**WHAT IS BEING ASKED**:
Pull each line containing "this" out of the listing below.

[SOURCE INFORMATION]

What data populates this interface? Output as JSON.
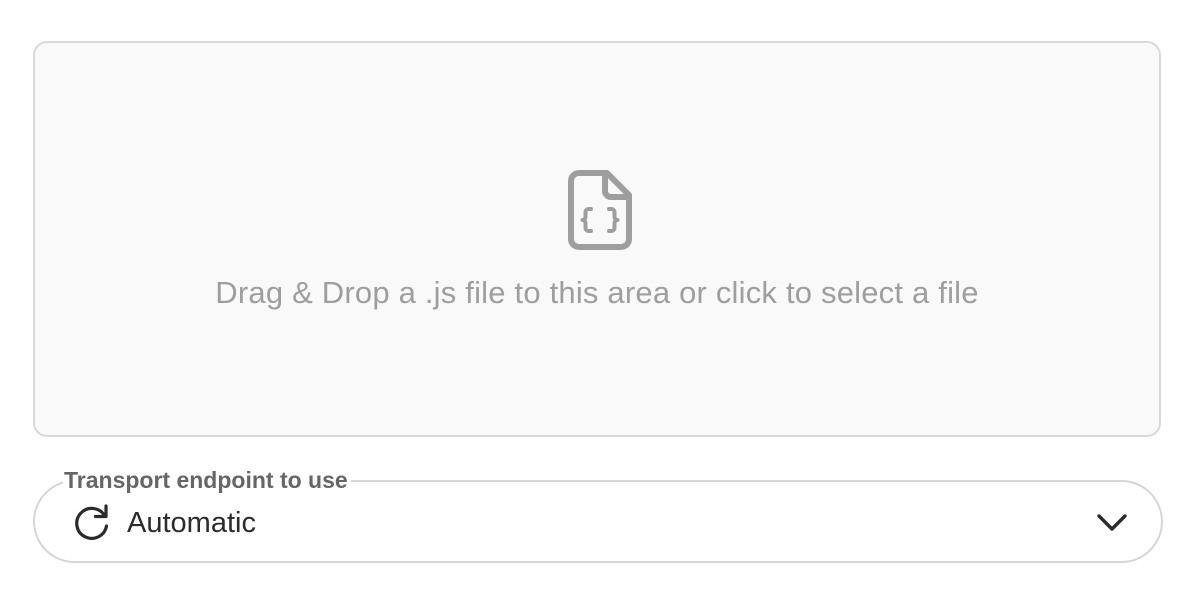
{
  "dropzone": {
    "icon": "file-code-icon",
    "text": "Drag & Drop a .js file to this area or click to select a file"
  },
  "transport": {
    "label": "Transport endpoint to use",
    "value": "Automatic",
    "lead_icon": "refresh-icon",
    "trail_icon": "chevron-down-icon"
  },
  "colors": {
    "dropzone_bg": "#f9f9f9",
    "dropzone_border": "#d9d9d9",
    "muted_text": "#9e9e9e",
    "label_text": "#666666",
    "value_text": "#2b2b2b"
  }
}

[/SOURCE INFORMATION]

**EXERCISE RESULT**:
What data populates this interface? Output as JSON.
    "text": "Drag & Drop a .js file to this area or click to select a file"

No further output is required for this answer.